Items listed in a dataset
%%

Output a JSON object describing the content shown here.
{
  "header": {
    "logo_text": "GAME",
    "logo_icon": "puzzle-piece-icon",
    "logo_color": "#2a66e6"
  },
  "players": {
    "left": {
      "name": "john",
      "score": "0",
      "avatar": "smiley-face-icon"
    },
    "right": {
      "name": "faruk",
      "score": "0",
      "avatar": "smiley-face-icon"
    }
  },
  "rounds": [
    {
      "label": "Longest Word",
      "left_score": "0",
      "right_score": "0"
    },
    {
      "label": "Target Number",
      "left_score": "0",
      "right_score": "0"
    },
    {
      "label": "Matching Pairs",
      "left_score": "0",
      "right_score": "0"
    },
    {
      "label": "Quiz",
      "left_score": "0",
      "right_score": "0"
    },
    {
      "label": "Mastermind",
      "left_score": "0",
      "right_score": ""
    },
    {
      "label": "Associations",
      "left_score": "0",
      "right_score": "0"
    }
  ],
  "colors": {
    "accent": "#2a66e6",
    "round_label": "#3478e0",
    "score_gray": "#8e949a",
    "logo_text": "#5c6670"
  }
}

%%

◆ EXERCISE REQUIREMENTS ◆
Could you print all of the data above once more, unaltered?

◆ RESPONSE ◆
Output a JSON object describing the content shown here.
{
  "header": {
    "logo_text": "GAME",
    "logo_icon": "puzzle-piece-icon",
    "logo_color": "#2a66e6"
  },
  "players": {
    "left": {
      "name": "john",
      "score": "0",
      "avatar": "smiley-face-icon"
    },
    "right": {
      "name": "faruk",
      "score": "0",
      "avatar": "smiley-face-icon"
    }
  },
  "rounds": [
    {
      "label": "Longest Word",
      "left_score": "0",
      "right_score": "0"
    },
    {
      "label": "Target Number",
      "left_score": "0",
      "right_score": "0"
    },
    {
      "label": "Matching Pairs",
      "left_score": "0",
      "right_score": "0"
    },
    {
      "label": "Quiz",
      "left_score": "0",
      "right_score": "0"
    },
    {
      "label": "Mastermind",
      "left_score": "0",
      "right_score": ""
    },
    {
      "label": "Associations",
      "left_score": "0",
      "right_score": "0"
    }
  ],
  "colors": {
    "accent": "#2a66e6",
    "round_label": "#3478e0",
    "score_gray": "#8e949a",
    "logo_text": "#5c6670"
  }
}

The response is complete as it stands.